The defence that a statement cannot be made the subject of an action for defamation because it was made on a privileged occasion and was not made maliciously, for an improper motive. Qualified privilege covers statements made fairly in situations in which there is a legal or moral obligation to give the information and the person to whom it is given has a corresponding duty or interest to receive it (Watt v Longsdon  1 KB 130) and when someone is acting in defence of his own property or reputation. Qualified privilege also covers fair and accurate reports of public meetings and various other public proceedings. The privilege attaching to professional communications between solicitor and client is probably qualified, rather than absolute (see absolute privilege). Newspaper articles on matters of public interest, where the investigation and reporting of the issues is responsible and fair, will attract a defence of qualified privilege, if they meet a test of “responsible journalism” (Reynolds v Times Newspapers Ltd  2 AC 127 (HL); Jameel v Wall Street Journal Europe Sprl  UKHL 44,  1 AC 359). Book publishers and authors may also rely on this species of qualified privilege of responsible journalism (Michael Charman v Orion Publishing Group Ltd  EWCA Civ 972). Reportage, or neutral reporting without adoption or embellishment of the allegations or assertions being reported, will also be subject to qualified privilege (Roberts v Gable  EWCA Civ 721,  2 WLR 129.

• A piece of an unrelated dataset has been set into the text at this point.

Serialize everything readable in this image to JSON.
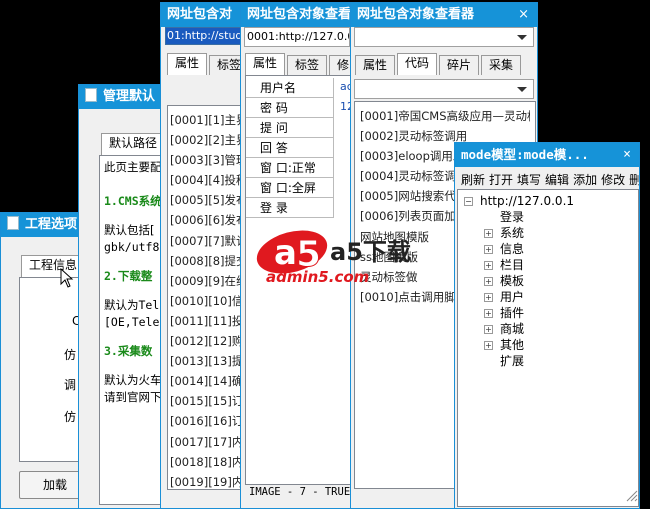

The Defamation Act 1996 lists various types of statement that are subject to qualified privilege. Schedule I Part I lists types of statement that have “qualified privilege without explanation or contradiction”: it would not be possible to sue for such statements, unless made with malice. Schedule I Part II lists types of statement that are “privileged subject to explanation or contradiction”: these statements may lose their protection if the person defamed is not given adequate opportunity to explain or contradict them.